**DATA FOR THIS TASK:**
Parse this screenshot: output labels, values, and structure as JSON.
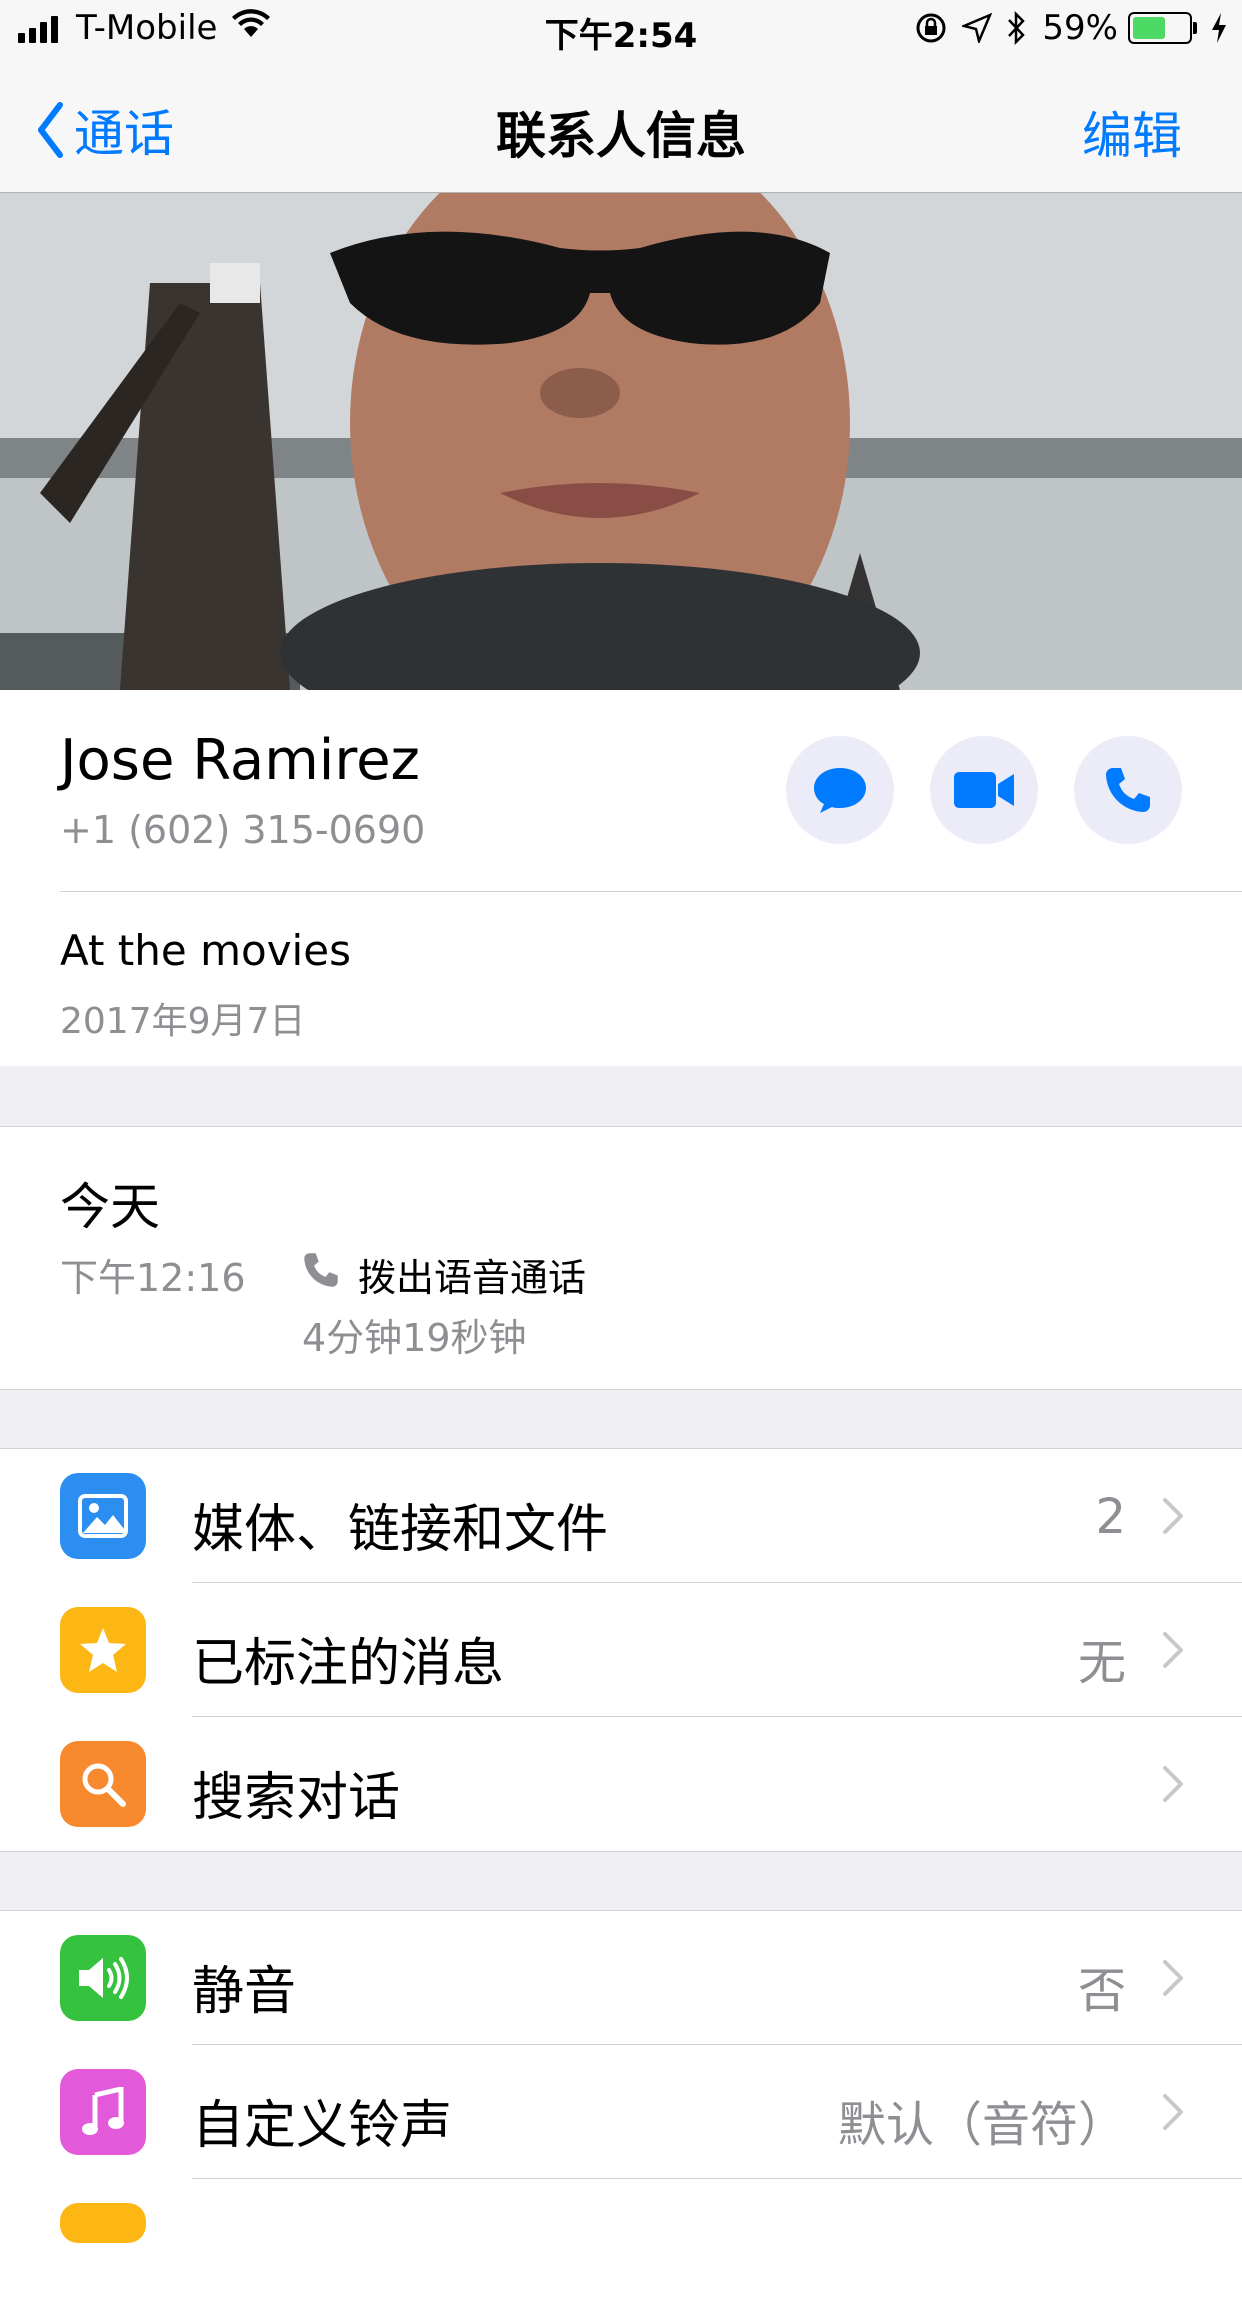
{
  "status_bar": {
    "carrier": "T-Mobile",
    "time": "下午2:54",
    "battery": "59%",
    "battery_level": 0.59
  },
  "nav": {
    "back_label": "通话",
    "title": "联系人信息",
    "edit_label": "编辑"
  },
  "contact": {
    "name": "Jose Ramirez",
    "phone": "+1 (602) 315-0690",
    "status": "At the movies",
    "status_date": "2017年9月7日"
  },
  "actions": [
    {
      "icon": "message-icon"
    },
    {
      "icon": "video-icon"
    },
    {
      "icon": "phone-icon"
    }
  ],
  "call_history": {
    "day": "今天",
    "time": "下午12:16",
    "type": "拨出语音通话",
    "duration": "4分钟19秒钟"
  },
  "group1": [
    {
      "label": "媒体、链接和文件",
      "value": "2",
      "icon": "photo-icon",
      "color": "#2b8ef0"
    },
    {
      "label": "已标注的消息",
      "value": "无",
      "icon": "star-icon",
      "color": "#fdb714"
    },
    {
      "label": "搜索对话",
      "value": "",
      "icon": "search-icon",
      "color": "#f7892e"
    }
  ],
  "group2": [
    {
      "label": "静音",
      "value": "否",
      "icon": "speaker-icon",
      "color": "#35c33f"
    },
    {
      "label": "自定义铃声",
      "value": "默认（音符）",
      "icon": "music-note-icon",
      "color": "#e25ad9"
    }
  ],
  "colors": {
    "accent": "#007aff",
    "battery_green": "#4cd964"
  }
}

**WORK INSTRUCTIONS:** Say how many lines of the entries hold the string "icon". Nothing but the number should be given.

**TASK RESPONSE:** 8